"I sure hope I get the opporutnity," Headley said last month. "I take a lot of pride in this organization; one, because I was drafted here; two, I was part of a team when I first got called up that lost close to 100 games, but then we turned it around.
"We aren't where we want to be this year," he said, "but I think we have an identity, an understanding of what type of team we want to be. Perfect world, I'd love to be part of that for a long time. Obviously there are a lot of things that have to happen to make that happen."
There's no rush to make a long-term decision on Headley, who is under the team's control for the next three seasons. His salary is on the rise, however, more so than the Padres expected a year ago. Because Headley qualified for "Super Two" arbitration last winter, he had extra leverage at the negotiating table and will so again this offseason. He'll command a big raise on this year's salary of $2.325 million.
With four home runs this year, Headley isn't yet the power hitter the Padres and he expected him to become, but he's on-basing at a .380 clip and has made himself him into a good basestealer. He's better than average defensively. He's come to grips with the realities of Petco National Park, which some hitters never do. He said he expects to show better power in seasons ahead. Yet, he said he's glad that he went less for home runs. (Broken pinky notwithstanding, he's on pace to set a career-high in doubles).

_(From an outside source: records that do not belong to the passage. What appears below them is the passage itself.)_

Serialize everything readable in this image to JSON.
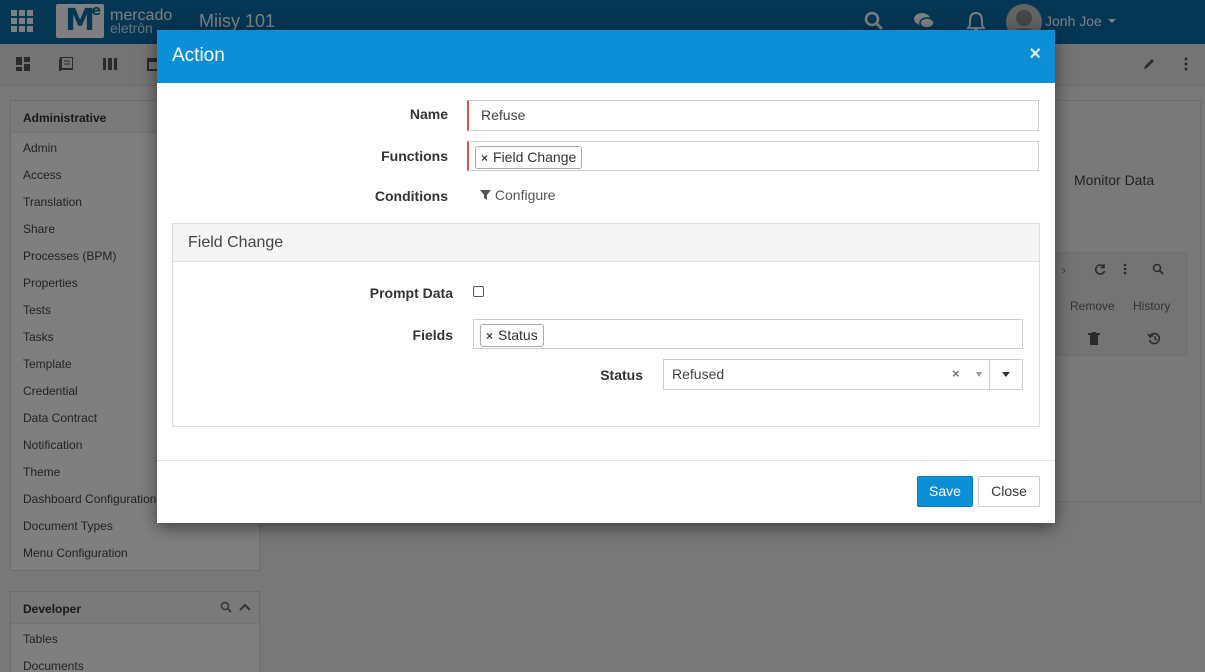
{
  "header": {
    "logo_letter": "M",
    "logo_sup": "e",
    "brand_line1": "mercado",
    "brand_line2": "eletrôn",
    "app_name": "Miisy 101",
    "user_name": "Jonh Joe",
    "icons": [
      "apps-icon",
      "search-icon",
      "chat-icon",
      "bell-icon",
      "avatar",
      "chevron-down-icon"
    ]
  },
  "toolbar": {
    "icons": [
      "dashboard-icon",
      "list-icon",
      "columns-icon",
      "calendar-icon",
      "pencil-icon",
      "more-vertical-icon"
    ]
  },
  "sidebar": {
    "admin_title": "Administrative",
    "admin_items": [
      "Admin",
      "Access",
      "Translation",
      "Share",
      "Processes (BPM)",
      "Properties",
      "Tests",
      "Tasks",
      "Template",
      "Credential",
      "Data Contract",
      "Notification",
      "Theme",
      "Dashboard Configuration",
      "Document Types",
      "Menu Configuration"
    ],
    "developer_title": "Developer",
    "developer_items": [
      "Tables",
      "Documents"
    ]
  },
  "background": {
    "monitor_data": "Monitor Data",
    "grid_columns": [
      "Remove",
      "History"
    ]
  },
  "modal": {
    "title": "Action",
    "close_symbol": "×",
    "name_label": "Name",
    "name_value": "Refuse",
    "functions_label": "Functions",
    "functions_tags": [
      "Field Change"
    ],
    "conditions_label": "Conditions",
    "configure_label": "Configure",
    "section_title": "Field Change",
    "prompt_label": "Prompt Data",
    "prompt_checked": false,
    "fields_label": "Fields",
    "fields_tags": [
      "Status"
    ],
    "status_label": "Status",
    "status_value": "Refused",
    "save_label": "Save",
    "close_label": "Close"
  }
}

"In a general sense, even baseball has kind of maybe swung back that way a little bit, away from just the straight Monster Ball mentalities," he said. "There's more of a premium on defense. There's more of premium on baserunning and doing the little things to win."